With BAE’s technique, a layer of material is laid down, melted into shape using a laser and left to cool before being cold worked using the ultrasonic impact treatment (UIT). The next layer is then deposited, heated and the process starts again.

‘It’s not just the cold working step that produces the positive result,’ said Jagjit Sidu, the ATC’s technical leader for additive manufacturing. ‘It’s the combination of the cold working with the heat treatment. It all becomes part of the deposition process.’

A comparison of the microstructure of 3D-printed parts made with and without the treatment.

UIT is typically used to treat welded areas in metallic structures in the rail and oil and gas industries to increase their fatigue life.

An ultrasonic transducer causes the tool head to vibrate at a very controllable rate and impart powerful compression forces while only placing a small load on the tool itself, allowing it to be handheld – or in this case fitted to a robot, meaning it could be easily integrated with additive manufacturing systems.

The BAE team, which also included group leader for materials engineering Stephen Morgan, developed a feedback system that uses load cells in the base plate, onto which the structure is printed, to measure the strains as they form and adjust the UIT to correct them in real time.

Asked how much time the treatment added to the 3D printing process, Westcott declined to give a specific figure but said: ‘It is a quick manual or automated process. From the measurements obtained from our strain measuring system, the surface quickly becomes saturated and no further amount of treatment has any effect.
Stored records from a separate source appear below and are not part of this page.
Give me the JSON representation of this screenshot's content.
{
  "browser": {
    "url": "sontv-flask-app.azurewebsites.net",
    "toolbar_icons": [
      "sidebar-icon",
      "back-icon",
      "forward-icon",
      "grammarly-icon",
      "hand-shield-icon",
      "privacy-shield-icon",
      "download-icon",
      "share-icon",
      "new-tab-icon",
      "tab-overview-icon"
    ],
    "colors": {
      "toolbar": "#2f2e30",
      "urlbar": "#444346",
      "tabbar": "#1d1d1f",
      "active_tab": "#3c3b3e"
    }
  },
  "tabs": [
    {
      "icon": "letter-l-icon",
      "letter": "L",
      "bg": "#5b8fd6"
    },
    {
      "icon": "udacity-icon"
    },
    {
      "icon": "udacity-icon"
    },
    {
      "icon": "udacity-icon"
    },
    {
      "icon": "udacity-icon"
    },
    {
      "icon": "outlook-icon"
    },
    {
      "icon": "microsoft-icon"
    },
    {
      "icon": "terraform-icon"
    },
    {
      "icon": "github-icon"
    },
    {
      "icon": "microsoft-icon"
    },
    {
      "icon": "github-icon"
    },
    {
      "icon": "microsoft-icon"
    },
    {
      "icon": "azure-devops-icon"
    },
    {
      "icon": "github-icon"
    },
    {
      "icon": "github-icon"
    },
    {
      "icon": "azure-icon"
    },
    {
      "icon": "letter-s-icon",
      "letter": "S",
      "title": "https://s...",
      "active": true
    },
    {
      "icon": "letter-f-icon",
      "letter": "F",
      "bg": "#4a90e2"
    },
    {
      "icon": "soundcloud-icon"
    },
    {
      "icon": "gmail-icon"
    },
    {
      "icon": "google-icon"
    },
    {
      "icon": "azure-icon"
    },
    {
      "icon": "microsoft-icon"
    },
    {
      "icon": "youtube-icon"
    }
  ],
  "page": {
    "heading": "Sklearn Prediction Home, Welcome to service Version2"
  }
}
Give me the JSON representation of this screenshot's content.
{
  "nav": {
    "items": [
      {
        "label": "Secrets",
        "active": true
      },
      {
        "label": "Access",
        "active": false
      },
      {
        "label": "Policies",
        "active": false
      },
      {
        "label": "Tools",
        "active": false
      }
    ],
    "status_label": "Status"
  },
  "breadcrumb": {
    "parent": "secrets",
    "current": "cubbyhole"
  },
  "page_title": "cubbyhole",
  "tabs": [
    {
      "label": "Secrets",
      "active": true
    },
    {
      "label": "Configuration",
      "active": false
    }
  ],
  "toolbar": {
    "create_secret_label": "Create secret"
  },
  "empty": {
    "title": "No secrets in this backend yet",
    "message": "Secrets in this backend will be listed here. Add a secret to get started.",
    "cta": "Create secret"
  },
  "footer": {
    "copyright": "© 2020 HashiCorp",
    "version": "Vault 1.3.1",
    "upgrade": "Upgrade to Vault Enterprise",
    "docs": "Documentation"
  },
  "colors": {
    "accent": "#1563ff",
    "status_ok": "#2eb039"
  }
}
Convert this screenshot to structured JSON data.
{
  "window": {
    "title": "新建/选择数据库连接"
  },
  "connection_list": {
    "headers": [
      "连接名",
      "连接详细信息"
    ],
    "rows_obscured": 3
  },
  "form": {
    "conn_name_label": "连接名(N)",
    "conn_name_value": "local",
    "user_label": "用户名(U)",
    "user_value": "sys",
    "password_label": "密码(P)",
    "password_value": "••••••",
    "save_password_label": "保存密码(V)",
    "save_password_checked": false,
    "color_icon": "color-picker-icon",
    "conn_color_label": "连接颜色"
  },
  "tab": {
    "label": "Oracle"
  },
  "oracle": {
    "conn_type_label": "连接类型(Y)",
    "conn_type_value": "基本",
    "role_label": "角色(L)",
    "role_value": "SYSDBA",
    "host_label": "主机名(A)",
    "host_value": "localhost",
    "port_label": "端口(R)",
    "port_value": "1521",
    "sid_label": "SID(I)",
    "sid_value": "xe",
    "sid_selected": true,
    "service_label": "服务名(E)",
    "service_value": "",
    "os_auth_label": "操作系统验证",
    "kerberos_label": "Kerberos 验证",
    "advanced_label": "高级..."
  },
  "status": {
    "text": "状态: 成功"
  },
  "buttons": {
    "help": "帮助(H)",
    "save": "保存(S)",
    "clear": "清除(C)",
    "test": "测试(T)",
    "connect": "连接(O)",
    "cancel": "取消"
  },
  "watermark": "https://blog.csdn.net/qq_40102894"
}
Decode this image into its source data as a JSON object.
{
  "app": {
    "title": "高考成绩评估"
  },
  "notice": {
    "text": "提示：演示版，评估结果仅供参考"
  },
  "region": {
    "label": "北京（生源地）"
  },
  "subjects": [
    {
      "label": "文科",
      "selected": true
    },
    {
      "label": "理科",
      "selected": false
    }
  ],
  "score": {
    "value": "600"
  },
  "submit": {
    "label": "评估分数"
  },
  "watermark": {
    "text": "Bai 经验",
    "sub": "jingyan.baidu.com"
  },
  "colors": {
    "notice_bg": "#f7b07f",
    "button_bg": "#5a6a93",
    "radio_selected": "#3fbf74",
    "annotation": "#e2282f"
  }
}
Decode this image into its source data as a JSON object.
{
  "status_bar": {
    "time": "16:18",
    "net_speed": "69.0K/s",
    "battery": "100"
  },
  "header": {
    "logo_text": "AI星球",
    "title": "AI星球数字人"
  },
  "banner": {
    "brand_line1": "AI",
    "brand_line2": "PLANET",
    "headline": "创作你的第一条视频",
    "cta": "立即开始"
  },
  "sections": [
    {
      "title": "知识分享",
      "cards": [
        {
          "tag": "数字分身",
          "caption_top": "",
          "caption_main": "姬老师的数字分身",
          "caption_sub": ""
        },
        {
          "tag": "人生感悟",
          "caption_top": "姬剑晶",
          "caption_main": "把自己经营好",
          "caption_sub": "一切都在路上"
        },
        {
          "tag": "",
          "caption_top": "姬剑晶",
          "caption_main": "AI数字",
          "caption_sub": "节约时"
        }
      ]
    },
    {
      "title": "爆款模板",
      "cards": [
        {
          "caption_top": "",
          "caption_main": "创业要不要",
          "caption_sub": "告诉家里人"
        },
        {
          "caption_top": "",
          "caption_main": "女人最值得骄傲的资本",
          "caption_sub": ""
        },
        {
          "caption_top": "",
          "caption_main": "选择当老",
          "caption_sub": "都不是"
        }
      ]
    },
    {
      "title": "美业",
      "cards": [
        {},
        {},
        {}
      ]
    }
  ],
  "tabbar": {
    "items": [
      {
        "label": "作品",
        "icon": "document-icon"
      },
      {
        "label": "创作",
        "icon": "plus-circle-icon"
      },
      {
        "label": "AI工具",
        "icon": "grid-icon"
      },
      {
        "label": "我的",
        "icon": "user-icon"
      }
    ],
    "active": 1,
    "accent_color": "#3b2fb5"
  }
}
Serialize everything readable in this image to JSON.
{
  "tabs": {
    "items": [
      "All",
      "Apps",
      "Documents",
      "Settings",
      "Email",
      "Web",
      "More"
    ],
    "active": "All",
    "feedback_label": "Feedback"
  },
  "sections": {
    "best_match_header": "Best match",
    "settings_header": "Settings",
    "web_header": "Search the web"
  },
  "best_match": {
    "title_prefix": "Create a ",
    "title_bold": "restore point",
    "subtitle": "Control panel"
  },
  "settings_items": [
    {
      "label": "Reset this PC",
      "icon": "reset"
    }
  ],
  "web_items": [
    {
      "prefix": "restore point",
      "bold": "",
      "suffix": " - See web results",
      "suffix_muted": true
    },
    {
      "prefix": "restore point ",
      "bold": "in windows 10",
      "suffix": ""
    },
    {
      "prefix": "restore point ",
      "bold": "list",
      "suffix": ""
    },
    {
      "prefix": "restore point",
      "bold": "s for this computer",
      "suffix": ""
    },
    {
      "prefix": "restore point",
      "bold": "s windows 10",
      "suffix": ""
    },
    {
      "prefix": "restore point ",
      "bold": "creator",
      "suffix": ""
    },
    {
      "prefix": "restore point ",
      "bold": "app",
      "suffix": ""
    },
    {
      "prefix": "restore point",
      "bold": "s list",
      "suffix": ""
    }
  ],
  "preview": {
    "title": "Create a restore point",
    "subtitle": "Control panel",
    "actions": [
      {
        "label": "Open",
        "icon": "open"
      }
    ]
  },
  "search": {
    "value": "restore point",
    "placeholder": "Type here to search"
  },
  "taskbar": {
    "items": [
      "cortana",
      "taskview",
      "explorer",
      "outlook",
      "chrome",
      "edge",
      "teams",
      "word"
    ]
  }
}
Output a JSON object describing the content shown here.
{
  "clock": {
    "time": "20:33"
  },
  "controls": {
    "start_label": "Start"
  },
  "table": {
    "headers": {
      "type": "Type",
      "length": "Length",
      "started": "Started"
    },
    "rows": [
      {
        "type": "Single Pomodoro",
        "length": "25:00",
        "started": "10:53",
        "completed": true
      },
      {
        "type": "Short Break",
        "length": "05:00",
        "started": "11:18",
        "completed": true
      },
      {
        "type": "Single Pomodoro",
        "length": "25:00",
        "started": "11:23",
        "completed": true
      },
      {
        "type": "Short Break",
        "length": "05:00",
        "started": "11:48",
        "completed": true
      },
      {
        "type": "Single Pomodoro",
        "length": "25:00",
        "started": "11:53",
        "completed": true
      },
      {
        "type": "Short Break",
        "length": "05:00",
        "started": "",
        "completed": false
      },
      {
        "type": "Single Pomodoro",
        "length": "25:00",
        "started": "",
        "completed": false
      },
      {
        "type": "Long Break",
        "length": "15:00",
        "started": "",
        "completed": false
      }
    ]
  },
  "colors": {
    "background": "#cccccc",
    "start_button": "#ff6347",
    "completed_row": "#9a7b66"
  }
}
‘Obviously, if you treat every layer it is a longer process than if you treat every five layers, but optimising the process will be the subject of further work.’

The company has demonstrated the technique by producing 3D printed structures up to 1m in length and has applied for patents on the UIT process and the feedback system.

Now the researchers plan to further optimise the process and build a better understanding of where to apply the UIT in larger and more complex parts, in order to be able to move towards prototype components.